Fritz Lang (1890–1976) was a master of both expressionism and film noir whose career spanned almost 50 years, taking him from the vibrant and highly influential German studio system of the pre-Nazi era to many of the Hollywood majors. Often described as a film director’s director, Lang was a virtuoso of the moving image, a romantic, paranoid fatalist whose body of work has an obsessive consistency and richness of tone rarely matched by other filmmakers. His cinematic world was often populated by criminals, psychopaths, prostitutes, lovers-on-the-run, frustrated artists and maladjusted personalities; a deterministic, geometric cosmos ruled by the inevitable hand of fate. His films provide a forensic, withering lens on modern life. As Tom Gunning has written, “Lang’s camera seeks to abstract the deep structures of the world from its surfaces, like an x-ray stripping away the flesh of the world to reveal its hollow core”.
Appearing almost 25 years after the Melbourne Cinémathèque’s first highly successful Lang season, this program seeks to further explore the varied treasures of the director’s moody, fatalistic oeuvre, including two of his most important German works: the seminal M, the granddaddy of all serial killer films and an extraordinary portrait of society on the edge; and the often-playful Spione, the greatest of Lang’s master-criminal thrillers. These two films represent Lang’s absolute mastery over genre, film form, style and suspense. His unjustly undervalued American work is represented by four key film noirs and thrillers that highlight Lang’s anti-fascist credentials: the daring “what-if” fantasy of Hitler’s “almost” assassination in Man Hunt; the extraordinarily nimble and disturbingly dreamlike Graham Greene adaptation Ministry of Fear; and a fascinating portrait of the emerging Atomic Age, Cloak and Dagger.
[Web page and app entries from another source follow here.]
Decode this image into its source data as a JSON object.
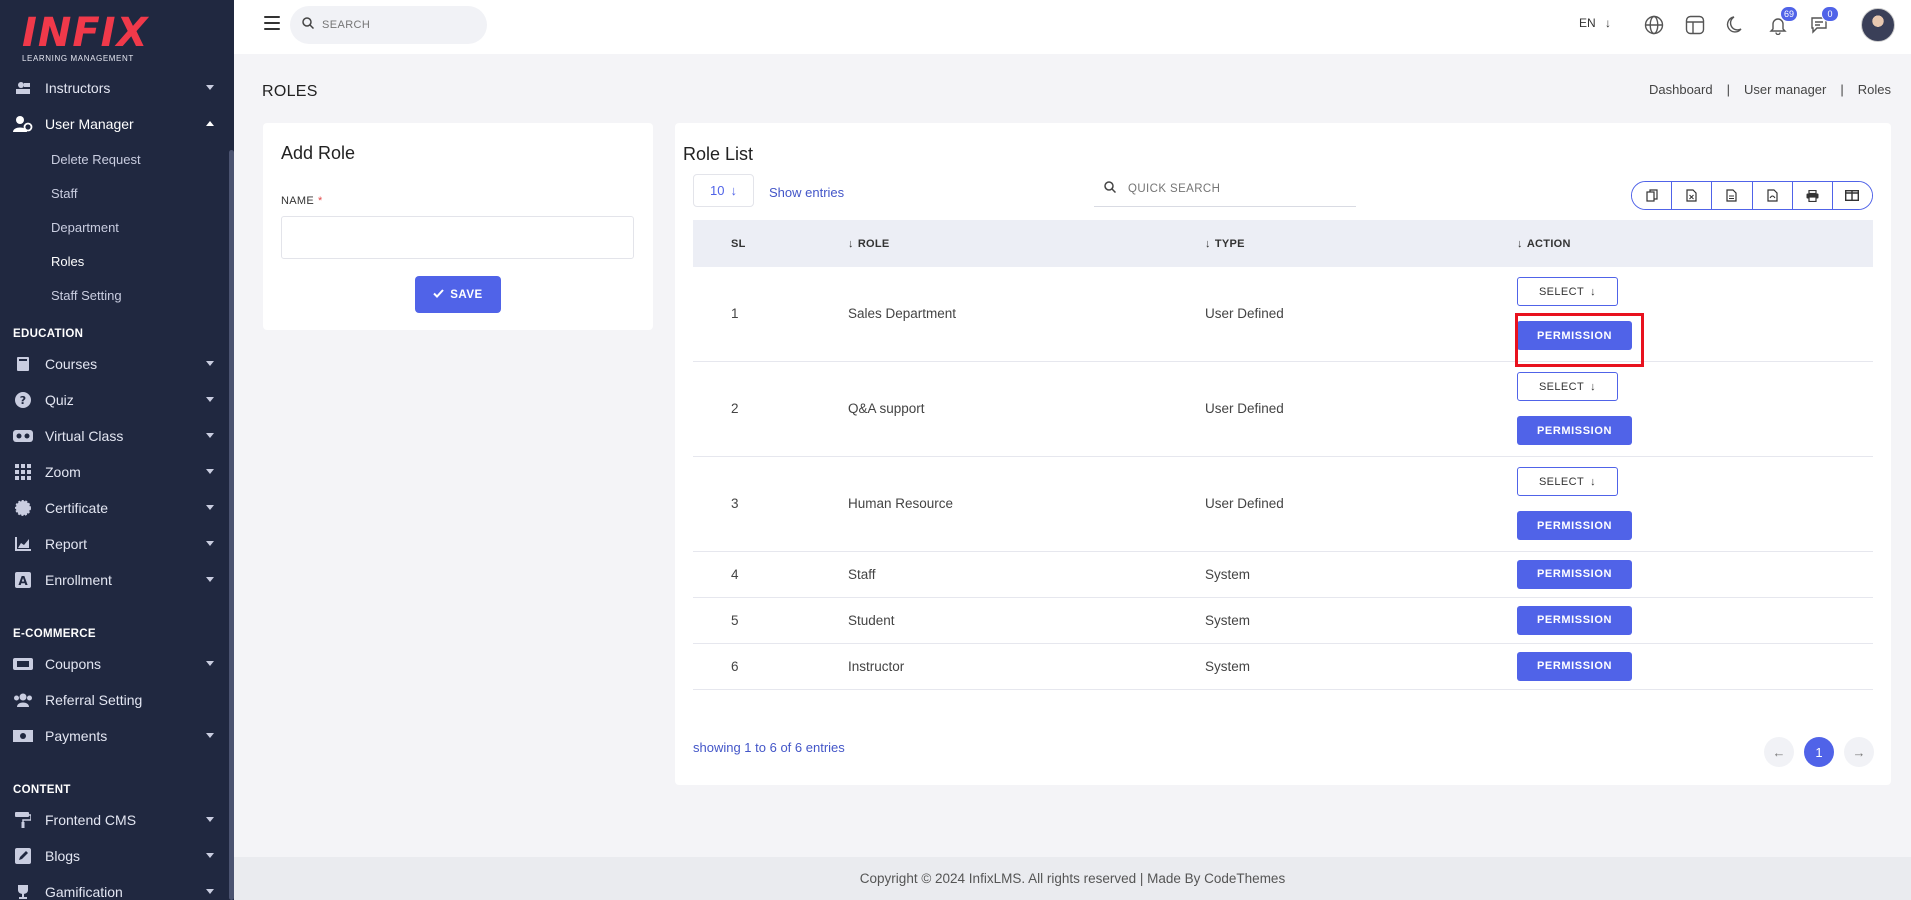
{
  "brand": {
    "name": "INFIX",
    "tagline": "LEARNING MANAGEMENT",
    "accent": "#5063e8",
    "logo_color": "#f0394a",
    "sidebar_bg": "#202840"
  },
  "sidebar": {
    "items_top": [
      {
        "label": "Instructors",
        "icon": "instructor-icon"
      },
      {
        "label": "User Manager",
        "icon": "user-manager-icon",
        "expanded": true
      }
    ],
    "user_manager_sub": [
      "Delete Request",
      "Staff",
      "Department",
      "Roles",
      "Staff Setting"
    ],
    "sections": [
      {
        "title": "EDUCATION",
        "items": [
          {
            "label": "Courses",
            "icon": "book-icon"
          },
          {
            "label": "Quiz",
            "icon": "question-icon"
          },
          {
            "label": "Virtual Class",
            "icon": "vr-icon"
          },
          {
            "label": "Zoom",
            "icon": "grid-icon"
          },
          {
            "label": "Certificate",
            "icon": "certificate-icon"
          },
          {
            "label": "Report",
            "icon": "chart-icon"
          },
          {
            "label": "Enrollment",
            "icon": "enrollment-icon"
          }
        ]
      },
      {
        "title": "E-COMMERCE",
        "items": [
          {
            "label": "Coupons",
            "icon": "coupon-icon"
          },
          {
            "label": "Referral Setting",
            "icon": "users-icon"
          },
          {
            "label": "Payments",
            "icon": "money-icon"
          }
        ]
      },
      {
        "title": "CONTENT",
        "items": [
          {
            "label": "Frontend CMS",
            "icon": "paint-roller-icon"
          },
          {
            "label": "Blogs",
            "icon": "pencil-icon"
          },
          {
            "label": "Gamification",
            "icon": "trophy-icon"
          }
        ]
      }
    ]
  },
  "topbar": {
    "search_placeholder": "SEARCH",
    "language": "EN",
    "notifications_count": "69",
    "messages_count": "0"
  },
  "page": {
    "title": "ROLES",
    "breadcrumb": [
      "Dashboard",
      "User manager",
      "Roles"
    ]
  },
  "add_role": {
    "title": "Add Role",
    "name_label": "NAME",
    "required_mark": "*",
    "save_label": "SAVE"
  },
  "role_list": {
    "title": "Role List",
    "entries_value": "10",
    "show_entries_label": "Show entries",
    "quick_search_placeholder": "QUICK SEARCH",
    "columns": {
      "sl": "SL",
      "role": "ROLE",
      "type": "TYPE",
      "action": "ACTION"
    },
    "select_label": "SELECT",
    "permission_label": "PERMISSION",
    "rows": [
      {
        "sl": "1",
        "role": "Sales Department",
        "type": "User Defined",
        "has_select": true
      },
      {
        "sl": "2",
        "role": "Q&A support",
        "type": "User Defined",
        "has_select": true
      },
      {
        "sl": "3",
        "role": "Human Resource",
        "type": "User Defined",
        "has_select": true
      },
      {
        "sl": "4",
        "role": "Staff",
        "type": "System",
        "has_select": false
      },
      {
        "sl": "5",
        "role": "Student",
        "type": "System",
        "has_select": false
      },
      {
        "sl": "6",
        "role": "Instructor",
        "type": "System",
        "has_select": false
      }
    ],
    "showing_text": "showing 1 to 6 of 6 entries",
    "current_page": "1"
  },
  "footer": {
    "text": "Copyright © 2024 InfixLMS. All rights reserved | Made By CodeThemes"
  }
}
The increasingly elemental, almost abstract final phase of Lang’s career is also represented by his lean, paranoid, newspaper noir, While the City Sleeps.
– Melbourne Cinémathèque
Australia's longest-running film society, Melbourne Cinémathèque screens significant works of international cinema in the medium they were created, the way they would have originally screened.
Melbourne Cinémathèque is self-administered, volunteer-run, not-for-profit and membership-driven.